  • ZX_ERR_BAD_STATE: src_vmo is not in a state where it can supply the required pages. This is often due to violations of removable constraint number 2 above.
  • ZX_ERR_NOT_SUPPORTED: src_vmo and/or dst_vmo is a physical vmo or a contiguous vmo.
  • ZX_ERR_OUT_OF_RANGE: The specified range in dst_vmo or src_vmo is invalid.
  • ZX_ERR_NO_MEMORY: Failure due to lack of memory.


This should be a relatively straightforward set of CLs, as we have an existing syscall zx_pager_supply_pages that does something very similar for pager backed VMOs. We can therefore reuse a lot of the code backing that syscall. However, we will need to make several changes to support this new use case:

  1. zx_pager_supply_pages validates that the provided VMO is backed by the given pager object. This will need to be removed in our new syscall.
  2. SupplyPages, the function zx_pager_supply_pages uses to insert pages into a VMO, assumes the existence of a pager, referred to in code as a page_source_. We must remove this assumption by adding NULL checks before operating on the page_source_ and removing any assertions on its existence.
  3. SupplyPages also decompresses any compressed pages and adds markers before splicing the pages into the destination, as it expects the destination to be pager-backed. This is not required for Anonymous VMOs, so we'll need to make it conditional on whether the destination is pager-backed or not.
  4. SupplyPages currently skips any page that exists in the destination, but still frees the page in the source. As mentioned earlier, we'll change this to always overwrite the destination.
  5. SupplyPages does not currently account for VMOs with parents. In most cases, this is not a problem. However, in cases where the destination is a child of type ZX_VMO_CHILD_SNAPSHOT, we'll need to update the split bits in the parent to signify that the VMO has diverged from the hidden parent.


We expect this to significantly improve VMO page lookup performance in Bootfs. Concretely, switching from the CoW clone chains in use today to moving pages with this syscall should result in a ~20% improvement in bootfs lookup. Note that we could get a similar bootfs lookup improvement by creating copies of VMOs instead of moving pages like this syscall suggests. However, this approach does regress startup time of the system by up to 70% (depending on the hardware target we're running on). Using the approach proposed by this RFC recoups most of this regression.

Backwards Compatibility

We do not aim to remove the existing zx_pager_supply_pages syscall, so we do not anticipate any issues with backwards compatibility.

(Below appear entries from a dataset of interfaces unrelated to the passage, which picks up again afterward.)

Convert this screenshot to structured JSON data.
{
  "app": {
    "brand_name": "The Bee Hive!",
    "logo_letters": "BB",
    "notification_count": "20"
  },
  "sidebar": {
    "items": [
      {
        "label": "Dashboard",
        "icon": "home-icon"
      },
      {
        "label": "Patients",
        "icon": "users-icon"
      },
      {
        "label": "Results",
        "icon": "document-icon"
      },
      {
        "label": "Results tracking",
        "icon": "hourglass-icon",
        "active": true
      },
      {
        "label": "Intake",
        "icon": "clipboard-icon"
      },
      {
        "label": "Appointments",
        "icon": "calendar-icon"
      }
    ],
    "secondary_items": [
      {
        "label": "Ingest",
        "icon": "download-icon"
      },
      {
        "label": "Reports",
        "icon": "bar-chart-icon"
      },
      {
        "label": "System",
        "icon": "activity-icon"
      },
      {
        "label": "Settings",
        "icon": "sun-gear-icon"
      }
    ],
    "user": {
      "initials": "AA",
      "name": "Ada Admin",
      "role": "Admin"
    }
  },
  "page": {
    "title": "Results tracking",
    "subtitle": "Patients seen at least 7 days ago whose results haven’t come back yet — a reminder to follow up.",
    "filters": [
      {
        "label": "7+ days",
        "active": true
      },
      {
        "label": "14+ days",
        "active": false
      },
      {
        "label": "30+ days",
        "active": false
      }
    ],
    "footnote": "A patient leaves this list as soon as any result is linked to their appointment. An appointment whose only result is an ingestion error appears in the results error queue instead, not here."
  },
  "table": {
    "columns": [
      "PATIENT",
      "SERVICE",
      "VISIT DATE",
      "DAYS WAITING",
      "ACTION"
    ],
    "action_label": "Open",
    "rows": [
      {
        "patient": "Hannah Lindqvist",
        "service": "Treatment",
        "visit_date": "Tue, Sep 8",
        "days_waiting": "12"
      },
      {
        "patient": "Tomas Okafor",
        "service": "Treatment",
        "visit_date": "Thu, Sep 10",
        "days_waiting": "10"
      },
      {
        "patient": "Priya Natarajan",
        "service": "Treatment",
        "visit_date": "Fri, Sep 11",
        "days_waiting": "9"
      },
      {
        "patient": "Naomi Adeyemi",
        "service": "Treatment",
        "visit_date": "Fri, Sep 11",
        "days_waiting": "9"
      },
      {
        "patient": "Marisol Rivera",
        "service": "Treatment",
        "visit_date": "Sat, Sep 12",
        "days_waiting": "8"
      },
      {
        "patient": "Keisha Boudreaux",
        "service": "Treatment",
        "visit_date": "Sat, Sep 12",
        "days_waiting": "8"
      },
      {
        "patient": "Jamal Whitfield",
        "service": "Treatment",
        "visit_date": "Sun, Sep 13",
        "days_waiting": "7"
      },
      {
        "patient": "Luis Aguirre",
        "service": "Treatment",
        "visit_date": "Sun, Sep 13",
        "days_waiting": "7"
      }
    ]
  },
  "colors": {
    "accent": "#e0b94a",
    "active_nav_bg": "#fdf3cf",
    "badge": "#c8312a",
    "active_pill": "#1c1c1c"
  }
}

Security considerations

We do not anticipate any security ramifications from this proposal, as the new operation is intended to be functionally equivalent to existing operations (memcpy() + uncommit), but with better performance. It is not intended to allow a process to do things it couldn't do already.

Nevertheless, it increases attack surface. If there are exploitable bugs in the syscall implementation, it's possible that any process could exploit them.

Privacy considerations

We do not anticipate any privacy ramifications from this proposal.


We will add core tests that utilize the new syscall and verify all of the behaviors documented above (page moves, constraints, and zeroing out of source pages). We will also add a benchmark that measures the performance of this syscall, which we can then compare to the performance of a copy.


We will add new docs describing zx_vmo_transfer_data.

Drawbacks, alternatives, and unknowns

We could generalize zx_pager_supply_pages to work with anonymous VMOs. This would add significant complexity to the implementation of that syscall, and likely would still require an API modification to accept Anonymous VMOs as input.

If our only goal is improving the performance of page lookup in CoW clone hierarchies in bootfs, we could also just use copies of the VMO instead of creating CoW clones. However, this significantly regresses boot times due to the extra copy overhead.